▶ Assigned task: Your answer must consist of every line from the data below that includes the word "Canada".

▶ Task input:

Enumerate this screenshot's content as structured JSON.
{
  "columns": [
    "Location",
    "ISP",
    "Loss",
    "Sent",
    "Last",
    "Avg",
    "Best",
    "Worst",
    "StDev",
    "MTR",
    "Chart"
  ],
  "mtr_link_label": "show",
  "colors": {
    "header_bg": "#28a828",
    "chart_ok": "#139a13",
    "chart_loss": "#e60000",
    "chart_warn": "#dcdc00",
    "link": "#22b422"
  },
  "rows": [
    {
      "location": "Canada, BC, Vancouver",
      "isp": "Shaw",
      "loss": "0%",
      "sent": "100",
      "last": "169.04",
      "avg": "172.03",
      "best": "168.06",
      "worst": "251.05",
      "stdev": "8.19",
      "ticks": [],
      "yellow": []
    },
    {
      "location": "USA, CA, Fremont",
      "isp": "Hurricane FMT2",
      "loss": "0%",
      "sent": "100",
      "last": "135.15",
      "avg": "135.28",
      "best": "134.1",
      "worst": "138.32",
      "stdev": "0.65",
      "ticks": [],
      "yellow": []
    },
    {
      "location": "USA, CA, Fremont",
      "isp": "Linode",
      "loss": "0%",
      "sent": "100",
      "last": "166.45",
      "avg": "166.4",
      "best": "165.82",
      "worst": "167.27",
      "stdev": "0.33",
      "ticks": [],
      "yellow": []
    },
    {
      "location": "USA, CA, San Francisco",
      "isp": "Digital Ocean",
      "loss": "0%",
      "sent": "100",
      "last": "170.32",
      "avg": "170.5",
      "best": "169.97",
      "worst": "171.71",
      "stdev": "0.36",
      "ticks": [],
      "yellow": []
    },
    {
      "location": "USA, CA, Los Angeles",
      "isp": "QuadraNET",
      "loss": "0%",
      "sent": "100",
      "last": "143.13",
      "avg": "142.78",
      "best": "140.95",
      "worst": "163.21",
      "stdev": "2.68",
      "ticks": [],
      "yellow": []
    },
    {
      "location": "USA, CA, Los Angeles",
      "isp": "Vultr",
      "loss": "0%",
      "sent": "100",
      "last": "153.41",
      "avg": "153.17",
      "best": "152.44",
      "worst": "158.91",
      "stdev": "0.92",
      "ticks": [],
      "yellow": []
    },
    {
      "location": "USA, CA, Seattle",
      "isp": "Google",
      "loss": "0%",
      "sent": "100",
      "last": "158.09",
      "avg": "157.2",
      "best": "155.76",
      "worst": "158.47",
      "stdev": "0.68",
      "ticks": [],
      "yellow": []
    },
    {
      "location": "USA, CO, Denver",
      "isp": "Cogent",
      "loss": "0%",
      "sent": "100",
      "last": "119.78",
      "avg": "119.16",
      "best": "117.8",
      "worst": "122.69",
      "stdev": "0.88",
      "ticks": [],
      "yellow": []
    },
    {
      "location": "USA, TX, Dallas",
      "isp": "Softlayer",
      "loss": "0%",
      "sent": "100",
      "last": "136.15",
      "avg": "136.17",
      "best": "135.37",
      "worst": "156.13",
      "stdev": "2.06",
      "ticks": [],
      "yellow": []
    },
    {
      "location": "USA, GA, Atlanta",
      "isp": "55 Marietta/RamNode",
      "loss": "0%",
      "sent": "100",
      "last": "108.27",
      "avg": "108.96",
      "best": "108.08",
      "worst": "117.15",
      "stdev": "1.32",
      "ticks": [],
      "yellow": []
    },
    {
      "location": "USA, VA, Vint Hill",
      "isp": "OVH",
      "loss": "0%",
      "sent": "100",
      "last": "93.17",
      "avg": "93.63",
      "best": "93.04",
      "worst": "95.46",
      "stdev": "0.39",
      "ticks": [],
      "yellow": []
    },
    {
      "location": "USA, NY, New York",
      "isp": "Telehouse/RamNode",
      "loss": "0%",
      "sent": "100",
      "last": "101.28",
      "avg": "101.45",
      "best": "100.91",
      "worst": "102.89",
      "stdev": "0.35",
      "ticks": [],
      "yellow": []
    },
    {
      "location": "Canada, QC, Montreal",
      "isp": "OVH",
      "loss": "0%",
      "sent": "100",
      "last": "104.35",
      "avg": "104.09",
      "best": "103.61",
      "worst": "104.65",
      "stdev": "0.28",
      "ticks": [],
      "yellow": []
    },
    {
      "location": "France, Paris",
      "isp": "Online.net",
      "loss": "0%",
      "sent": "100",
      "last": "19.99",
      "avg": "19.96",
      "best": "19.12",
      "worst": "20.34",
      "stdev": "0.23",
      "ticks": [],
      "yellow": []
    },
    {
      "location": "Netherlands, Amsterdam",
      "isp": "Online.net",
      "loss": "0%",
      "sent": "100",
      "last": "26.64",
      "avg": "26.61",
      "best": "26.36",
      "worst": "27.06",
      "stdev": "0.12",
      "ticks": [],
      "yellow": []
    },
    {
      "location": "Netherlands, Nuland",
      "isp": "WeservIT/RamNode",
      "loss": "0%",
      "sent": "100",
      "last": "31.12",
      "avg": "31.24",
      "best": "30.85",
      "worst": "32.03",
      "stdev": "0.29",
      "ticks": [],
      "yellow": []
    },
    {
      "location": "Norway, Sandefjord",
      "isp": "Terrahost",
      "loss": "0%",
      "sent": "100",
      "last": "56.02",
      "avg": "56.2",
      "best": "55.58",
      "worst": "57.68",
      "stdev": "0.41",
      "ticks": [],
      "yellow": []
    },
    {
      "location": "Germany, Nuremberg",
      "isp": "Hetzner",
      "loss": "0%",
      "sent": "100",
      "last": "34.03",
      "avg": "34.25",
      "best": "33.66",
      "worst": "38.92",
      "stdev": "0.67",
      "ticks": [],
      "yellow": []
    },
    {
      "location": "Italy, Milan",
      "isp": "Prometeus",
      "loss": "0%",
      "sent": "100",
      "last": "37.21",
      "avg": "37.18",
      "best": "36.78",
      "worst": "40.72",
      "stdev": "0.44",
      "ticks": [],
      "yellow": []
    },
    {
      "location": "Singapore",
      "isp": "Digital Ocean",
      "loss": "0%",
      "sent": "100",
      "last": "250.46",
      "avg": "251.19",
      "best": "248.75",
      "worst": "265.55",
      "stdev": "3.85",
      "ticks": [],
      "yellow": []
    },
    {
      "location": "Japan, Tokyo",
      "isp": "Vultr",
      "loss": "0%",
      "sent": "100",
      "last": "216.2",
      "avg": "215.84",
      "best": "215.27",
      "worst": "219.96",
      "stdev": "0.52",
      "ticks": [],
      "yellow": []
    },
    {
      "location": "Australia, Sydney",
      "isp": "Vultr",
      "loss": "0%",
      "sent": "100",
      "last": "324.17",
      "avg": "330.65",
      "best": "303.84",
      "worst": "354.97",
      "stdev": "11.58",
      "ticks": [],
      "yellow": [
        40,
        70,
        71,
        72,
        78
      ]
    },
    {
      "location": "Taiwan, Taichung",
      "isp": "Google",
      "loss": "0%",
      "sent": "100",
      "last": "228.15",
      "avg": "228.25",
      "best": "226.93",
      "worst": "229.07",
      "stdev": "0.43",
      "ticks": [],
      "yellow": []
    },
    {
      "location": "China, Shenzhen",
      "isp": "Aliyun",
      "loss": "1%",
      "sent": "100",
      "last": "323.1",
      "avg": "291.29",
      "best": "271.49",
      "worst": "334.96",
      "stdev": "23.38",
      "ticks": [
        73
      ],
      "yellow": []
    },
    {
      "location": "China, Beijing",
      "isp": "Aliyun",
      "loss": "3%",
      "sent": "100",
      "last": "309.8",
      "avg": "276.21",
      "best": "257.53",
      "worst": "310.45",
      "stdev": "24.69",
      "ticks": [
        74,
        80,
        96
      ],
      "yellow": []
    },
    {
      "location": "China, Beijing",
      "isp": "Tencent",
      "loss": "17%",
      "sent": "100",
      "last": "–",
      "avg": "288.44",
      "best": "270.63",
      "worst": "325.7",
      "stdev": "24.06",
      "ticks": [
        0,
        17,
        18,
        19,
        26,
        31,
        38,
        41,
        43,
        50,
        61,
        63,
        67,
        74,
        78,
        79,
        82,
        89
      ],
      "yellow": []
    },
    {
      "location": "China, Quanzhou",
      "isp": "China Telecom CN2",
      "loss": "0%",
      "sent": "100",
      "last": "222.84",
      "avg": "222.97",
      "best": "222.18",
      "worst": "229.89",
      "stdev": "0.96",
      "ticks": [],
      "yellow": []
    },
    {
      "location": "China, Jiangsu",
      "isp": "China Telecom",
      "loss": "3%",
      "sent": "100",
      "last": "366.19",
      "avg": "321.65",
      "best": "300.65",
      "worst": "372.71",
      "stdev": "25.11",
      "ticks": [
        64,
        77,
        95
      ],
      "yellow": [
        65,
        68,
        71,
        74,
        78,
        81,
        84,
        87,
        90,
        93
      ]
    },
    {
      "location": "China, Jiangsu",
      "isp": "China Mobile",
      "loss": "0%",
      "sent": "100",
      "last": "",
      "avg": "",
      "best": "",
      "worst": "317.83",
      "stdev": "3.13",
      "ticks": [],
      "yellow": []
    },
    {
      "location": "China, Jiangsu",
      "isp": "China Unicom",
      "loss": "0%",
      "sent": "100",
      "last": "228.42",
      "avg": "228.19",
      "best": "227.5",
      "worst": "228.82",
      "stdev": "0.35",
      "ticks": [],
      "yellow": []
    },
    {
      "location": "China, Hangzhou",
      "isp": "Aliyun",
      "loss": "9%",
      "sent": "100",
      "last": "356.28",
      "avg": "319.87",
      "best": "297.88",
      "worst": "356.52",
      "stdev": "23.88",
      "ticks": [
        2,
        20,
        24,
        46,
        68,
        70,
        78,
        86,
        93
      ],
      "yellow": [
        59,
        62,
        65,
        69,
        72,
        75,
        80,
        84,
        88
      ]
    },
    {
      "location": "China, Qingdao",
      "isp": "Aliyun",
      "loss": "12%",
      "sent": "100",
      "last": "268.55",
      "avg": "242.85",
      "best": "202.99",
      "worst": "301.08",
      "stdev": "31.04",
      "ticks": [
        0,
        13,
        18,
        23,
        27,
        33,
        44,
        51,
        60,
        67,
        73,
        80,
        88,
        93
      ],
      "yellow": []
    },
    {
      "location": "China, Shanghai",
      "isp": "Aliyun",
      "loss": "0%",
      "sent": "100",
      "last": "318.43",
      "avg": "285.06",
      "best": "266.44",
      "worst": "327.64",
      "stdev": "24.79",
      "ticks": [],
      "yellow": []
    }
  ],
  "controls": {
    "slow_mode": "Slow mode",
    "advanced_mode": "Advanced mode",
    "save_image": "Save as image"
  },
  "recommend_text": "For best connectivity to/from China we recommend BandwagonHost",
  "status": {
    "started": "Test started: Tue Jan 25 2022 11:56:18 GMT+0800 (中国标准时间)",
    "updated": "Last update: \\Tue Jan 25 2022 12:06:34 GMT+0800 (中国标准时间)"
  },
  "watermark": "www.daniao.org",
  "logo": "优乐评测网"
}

▶ Answer area:
      "location": "Canada, BC, Vancouver",
      "location": "Canada, QC, Montreal",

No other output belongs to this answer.